Relay Therapeutics Appoints Key Leadership Members Following Acquisition
Clinical-stage precision medicine company Relay Therapeutics has brought two new senior level management team members into the fold, including Tara O’Meara, who has been appointed to senior vice president of clinical development operations.
O’Meara previously served at bluebird bio, first as a leader in the development and execution of the clinical program for rare genetic disorders and then, most recently, as the clinical development operations department leader overseeing development programs across severe genetic disease and oncology.
Charles Ferté, M.D., Ph.D., another new hire at Relay, was appointed to vice president of global medical lead for RLY-4008, the company’s highly selective FGFR2 Inhibitor that’s being studied for the treatment of certain cancers. Ferté is the former senior director and global project leader at AstraZeneca’s oncology R&D division, overseeing the development of several immune-oncology assets.
Ferté will be overseeing Relay’s lead candidate, RLY-4008, which recently demonstrated durable activity against several on-target resistance mutations in both cellular and in vivo preclinical studies, which were presented at this year’s virtual American Association for Cancer Research (AACR) Annual Meeting.
“We are thrilled to welcome Tara and Charles to our growing clinical team at Relay Therapeutics,” said Relay Therapeutics’ President and Chief Executive Officer, Sanjiv Patel, M.D., in a statement. “Over the last few years, we believe we have validated our approach of integrating computational and experimental techniques across multiple areas of drug discovery and have successfully advanced two products to the clinic with another one close behind. The leadership of Tara and Charles will fortify our clinical team and continue to strengthen what we intend to be a robust pipeline going forward.”

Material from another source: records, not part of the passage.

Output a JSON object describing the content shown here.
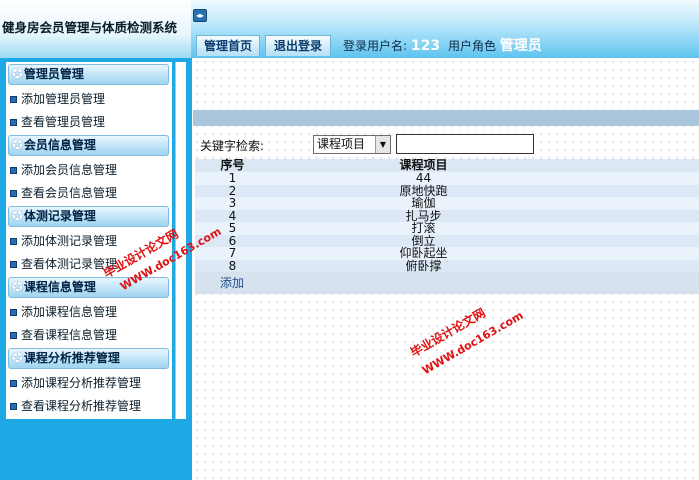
{
  "header": {
    "system_title": "健身房会员管理与体质检测系统",
    "toggle_glyph": "◂▸",
    "tabs": [
      {
        "label": "管理首页"
      },
      {
        "label": "退出登录"
      }
    ],
    "login": {
      "user_label": "登录用户名:",
      "user_value": "123",
      "role_label": "用户角色",
      "role_value": "管理员"
    }
  },
  "sidebar": {
    "groups": [
      {
        "title": "管理员管理",
        "items": [
          "添加管理员管理",
          "查看管理员管理"
        ]
      },
      {
        "title": "会员信息管理",
        "items": [
          "添加会员信息管理",
          "查看会员信息管理"
        ]
      },
      {
        "title": "体测记录管理",
        "items": [
          "添加体测记录管理",
          "查看体测记录管理"
        ]
      },
      {
        "title": "课程信息管理",
        "items": [
          "添加课程信息管理",
          "查看课程信息管理"
        ]
      },
      {
        "title": "课程分析推荐管理",
        "items": [
          "添加课程分析推荐管理",
          "查看课程分析推荐管理"
        ]
      }
    ]
  },
  "search": {
    "label": "关键字检索:",
    "selected_field": "课程项目",
    "value": ""
  },
  "table": {
    "headers": [
      "序号",
      "课程项目"
    ],
    "rows": [
      [
        "1",
        "44"
      ],
      [
        "2",
        "原地快跑"
      ],
      [
        "3",
        "瑜伽"
      ],
      [
        "4",
        "扎马步"
      ],
      [
        "5",
        "打滚"
      ],
      [
        "6",
        "倒立"
      ],
      [
        "7",
        "仰卧起坐"
      ],
      [
        "8",
        "俯卧撑"
      ]
    ],
    "add_label": "添加"
  },
  "watermarks": {
    "text_cn": "毕业设计论文网",
    "text_url": "WWW.doc163.com"
  },
  "colors": {
    "sidebar_frame": "#1ea8e4",
    "watermark": "#e01111",
    "group_header": "#9fd4f1"
  }
}
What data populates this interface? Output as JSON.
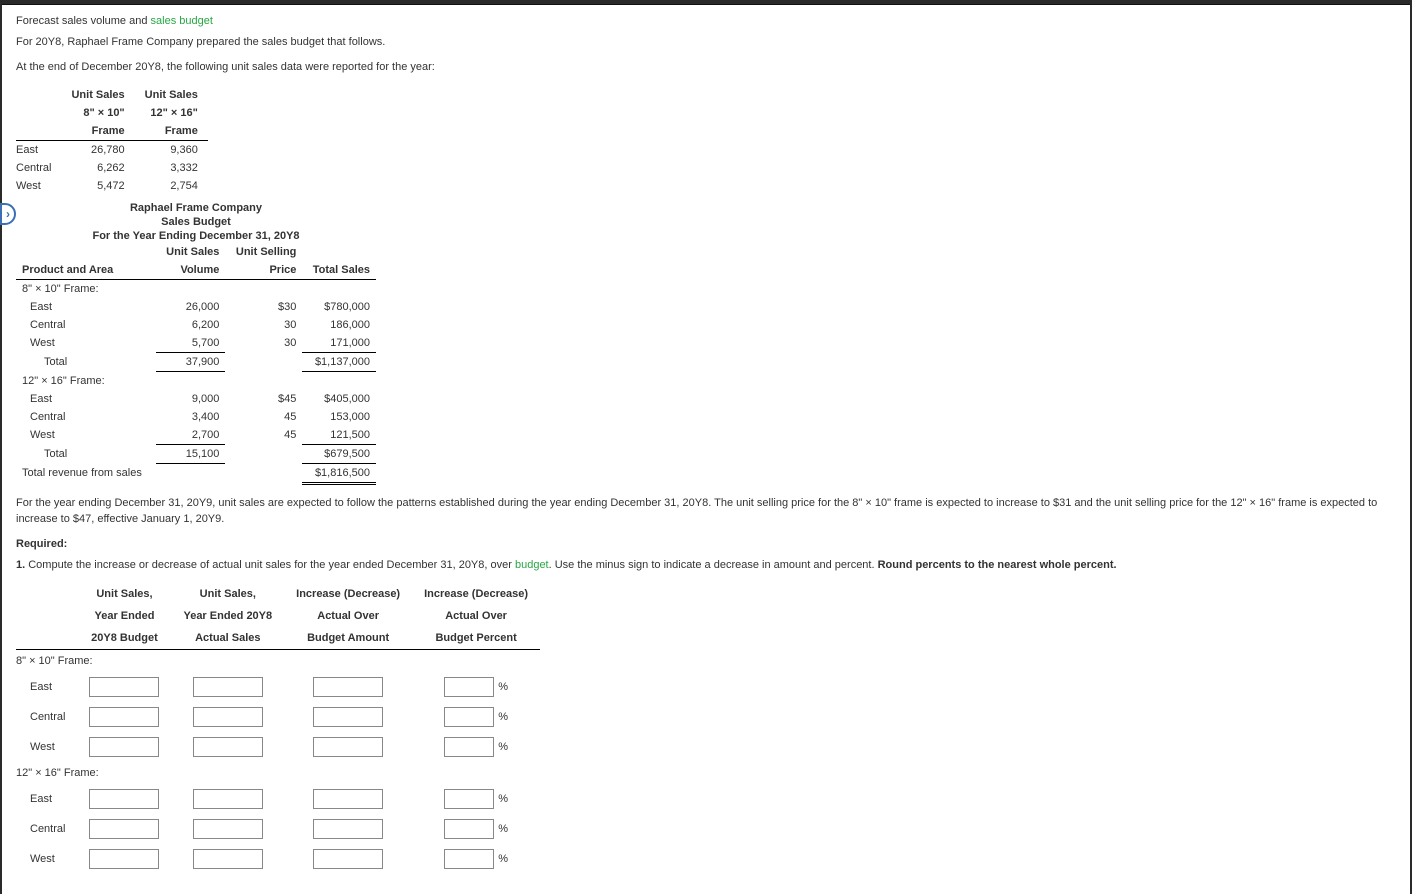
{
  "header": {
    "title_prefix": "Forecast sales volume and ",
    "title_green": "sales budget"
  },
  "intro": {
    "p1": "For 20Y8, Raphael Frame Company prepared the sales budget that follows.",
    "p2": "At the end of December 20Y8, the following unit sales data were reported for the year:"
  },
  "unit_sales_table": {
    "col1_l1": "Unit Sales",
    "col1_l2": "8\" × 10\"",
    "col1_l3": "Frame",
    "col2_l1": "Unit Sales",
    "col2_l2": "12\" × 16\"",
    "col2_l3": "Frame",
    "rows": [
      {
        "label": "East",
        "c1": "26,780",
        "c2": "9,360"
      },
      {
        "label": "Central",
        "c1": "6,262",
        "c2": "3,332"
      },
      {
        "label": "West",
        "c1": "5,472",
        "c2": "2,754"
      }
    ]
  },
  "budget": {
    "h1": "Raphael Frame Company",
    "h2": "Sales Budget",
    "h3": "For the Year Ending December 31, 20Y8",
    "cols": {
      "c0": "Product and Area",
      "c1a": "Unit Sales",
      "c1b": "Volume",
      "c2a": "Unit Selling",
      "c2b": "Price",
      "c3": "Total Sales"
    },
    "sec1_label": "8\" × 10\" Frame:",
    "sec1": [
      {
        "label": "East",
        "vol": "26,000",
        "price": "$30",
        "total": "$780,000"
      },
      {
        "label": "Central",
        "vol": "6,200",
        "price": "30",
        "total": "186,000"
      },
      {
        "label": "West",
        "vol": "5,700",
        "price": "30",
        "total": "171,000"
      }
    ],
    "sec1_total": {
      "label": "Total",
      "vol": "37,900",
      "total": "$1,137,000"
    },
    "sec2_label": "12\" × 16\" Frame:",
    "sec2": [
      {
        "label": "East",
        "vol": "9,000",
        "price": "$45",
        "total": "$405,000"
      },
      {
        "label": "Central",
        "vol": "3,400",
        "price": "45",
        "total": "153,000"
      },
      {
        "label": "West",
        "vol": "2,700",
        "price": "45",
        "total": "121,500"
      }
    ],
    "sec2_total": {
      "label": "Total",
      "vol": "15,100",
      "total": "$679,500"
    },
    "grand": {
      "label": "Total revenue from sales",
      "total": "$1,816,500"
    }
  },
  "narrative": "For the year ending December 31, 20Y9, unit sales are expected to follow the patterns established during the year ending December 31, 20Y8. The unit selling price for the 8\" × 10\" frame is expected to increase to $31 and the unit selling price for the 12\" × 16\" frame is expected to increase to $47, effective January 1, 20Y9.",
  "required_label": "Required:",
  "req1": {
    "num": "1. ",
    "t1": "Compute the increase or decrease of actual unit sales for the year ended December 31, 20Y8, over ",
    "green": "budget",
    "t2": ". Use the minus sign to indicate a decrease in amount and percent. ",
    "bold": "Round percents to the nearest whole percent."
  },
  "answer_table": {
    "cols": {
      "c1_l1": "Unit Sales,",
      "c1_l2": "Year Ended",
      "c1_l3": "20Y8 Budget",
      "c2_l1": "Unit Sales,",
      "c2_l2": "Year Ended 20Y8",
      "c2_l3": "Actual Sales",
      "c3_l1": "Increase (Decrease)",
      "c3_l2": "Actual Over",
      "c3_l3": "Budget Amount",
      "c4_l1": "Increase (Decrease)",
      "c4_l2": "Actual Over",
      "c4_l3": "Budget Percent"
    },
    "sec1_label": "8\" × 10\" Frame:",
    "sec1_rows": [
      "East",
      "Central",
      "West"
    ],
    "sec2_label": "12\" × 16\" Frame:",
    "sec2_rows": [
      "East",
      "Central",
      "West"
    ],
    "pct": "%"
  }
}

The new appointments immediately follow an acquisition of Waltham, Mass.-based ZebiAI, a deal that saw Relay making an upfront payment of $85 million to acquire the ZebiAl. According to Relay, the new acquisition should accelerate the company’s ability to use machine learning across its own platform to facilitate the discovery of new treatments against certain intractable targets.
“We have built a unique ability over the past five years to combine diverse computational and experimental technologies to create new medicines,” said Patel in a statement. “The combination of ZebiAI’s approach with our Dynamo platform has the potential to predict more drug-like chemical starting points, reduce cycle time to compound optimization, and ultimately, increase the number and range of programs that can be developed in parallel. We aim to continue to tackle the toughest drug discovery problems to have an even greater impact on patients, and ZebiAI will help us achieve this goal.”
Late last year, Relay also entered into a global license and collaboration agreement with Genentech for RLY-1971, a potent SHP2 inhibitor that “has the potential to serve as a backbone for combination therapy across numerous solid tumors and therefore represents an encouraging approach for cancer patients,” according to a statement by Patel.
The Genetech collaboration agreement saw Relay receiving an upfront fee of $75 million and up to another $25 million in near-term payments as well as $695 million in possible milestones. Additionally, Relay was made eligible to also receive royalties on net product sales earned worldwide. Relay noted in an announcement on the collaboration that it will now have funding available to sustain its research and development operations through the year 2024.